Task >>
Copy all records exactly; omit pictures.
Segment Start: Data to examine
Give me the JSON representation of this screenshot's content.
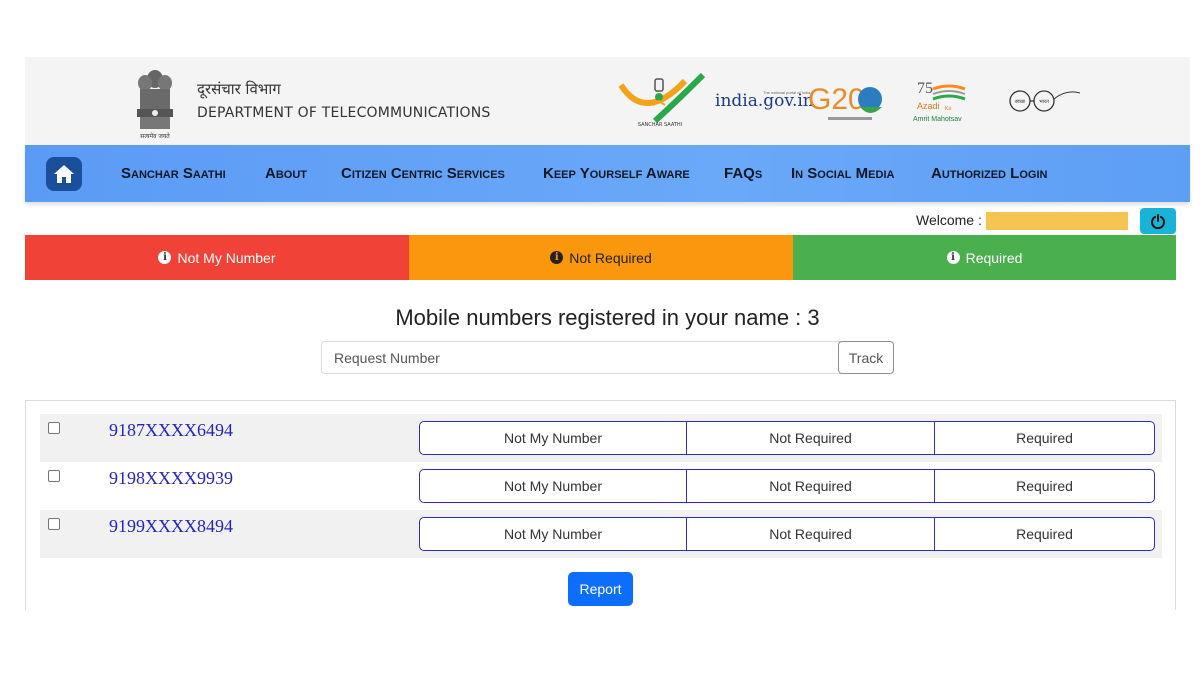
{
  "header": {
    "dept_hindi": "दूरसंचार विभाग",
    "dept_english": "DEPARTMENT OF TELECOMMUNICATIONS",
    "emblem_motto": "सत्यमेव जयते",
    "logos": {
      "sanchar_saathi": "SANCHAR SAATHI",
      "india_gov_i": "i",
      "india_gov_rest": "ndia.gov.in",
      "india_gov_tagline": "The national portal of India",
      "g20": "G20",
      "azadi": "Azadi",
      "azadi_ka": "Ka",
      "amrit_mahotsav": "Amrit Mahotsav",
      "swachh_bharat_1": "स्वच्छ",
      "swachh_bharat_2": "भारत"
    }
  },
  "nav": {
    "home_icon": "home-icon",
    "items": [
      "Sanchar Saathi",
      "About",
      "Citizen Centric Services",
      "Keep Yourself Aware",
      "FAQs",
      "In Social Media",
      "Authorized Login"
    ]
  },
  "welcome": {
    "label": "Welcome :",
    "logout_icon": "power-icon"
  },
  "status_bar": {
    "not_my_number": "Not My Number",
    "not_required": "Not Required",
    "required": "Required",
    "colors": {
      "red": "#f04236",
      "orange": "#fb970c",
      "green": "#4aaf4d"
    }
  },
  "registered": {
    "title": "Mobile numbers registered in your name : 3"
  },
  "request": {
    "placeholder": "Request Number",
    "track_label": "Track"
  },
  "numbers": [
    {
      "number": "9187XXXX6494",
      "opt1": "Not My Number",
      "opt2": "Not Required",
      "opt3": "Required"
    },
    {
      "number": "9198XXXX9939",
      "opt1": "Not My Number",
      "opt2": "Not Required",
      "opt3": "Required"
    },
    {
      "number": "9199XXXX8494",
      "opt1": "Not My Number",
      "opt2": "Not Required",
      "opt3": "Required"
    }
  ],
  "report_label": "Report"
}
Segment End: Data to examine
Result for this task >>
Give me the JSON representation of this screenshot's content.
{
  "header": {
    "dept_hindi": "दूरसंचार विभाग",
    "dept_english": "DEPARTMENT OF TELECOMMUNICATIONS",
    "emblem_motto": "सत्यमेव जयते",
    "logos": {
      "sanchar_saathi": "SANCHAR SAATHI",
      "india_gov_i": "i",
      "india_gov_rest": "ndia.gov.in",
      "india_gov_tagline": "The national portal of India",
      "g20": "G20",
      "azadi": "Azadi",
      "azadi_ka": "Ka",
      "amrit_mahotsav": "Amrit Mahotsav",
      "swachh_bharat_1": "स्वच्छ",
      "swachh_bharat_2": "भारत"
    }
  },
  "nav": {
    "home_icon": "home-icon",
    "items": [
      "Sanchar Saathi",
      "About",
      "Citizen Centric Services",
      "Keep Yourself Aware",
      "FAQs",
      "In Social Media",
      "Authorized Login"
    ]
  },
  "welcome": {
    "label": "Welcome :",
    "logout_icon": "power-icon"
  },
  "status_bar": {
    "not_my_number": "Not My Number",
    "not_required": "Not Required",
    "required": "Required",
    "colors": {
      "red": "#f04236",
      "orange": "#fb970c",
      "green": "#4aaf4d"
    }
  },
  "registered": {
    "title": "Mobile numbers registered in your name : 3"
  },
  "request": {
    "placeholder": "Request Number",
    "track_label": "Track"
  },
  "numbers": [
    {
      "number": "9187XXXX6494",
      "opt1": "Not My Number",
      "opt2": "Not Required",
      "opt3": "Required"
    },
    {
      "number": "9198XXXX9939",
      "opt1": "Not My Number",
      "opt2": "Not Required",
      "opt3": "Required"
    },
    {
      "number": "9199XXXX8494",
      "opt1": "Not My Number",
      "opt2": "Not Required",
      "opt3": "Required"
    }
  ],
  "report_label": "Report"
}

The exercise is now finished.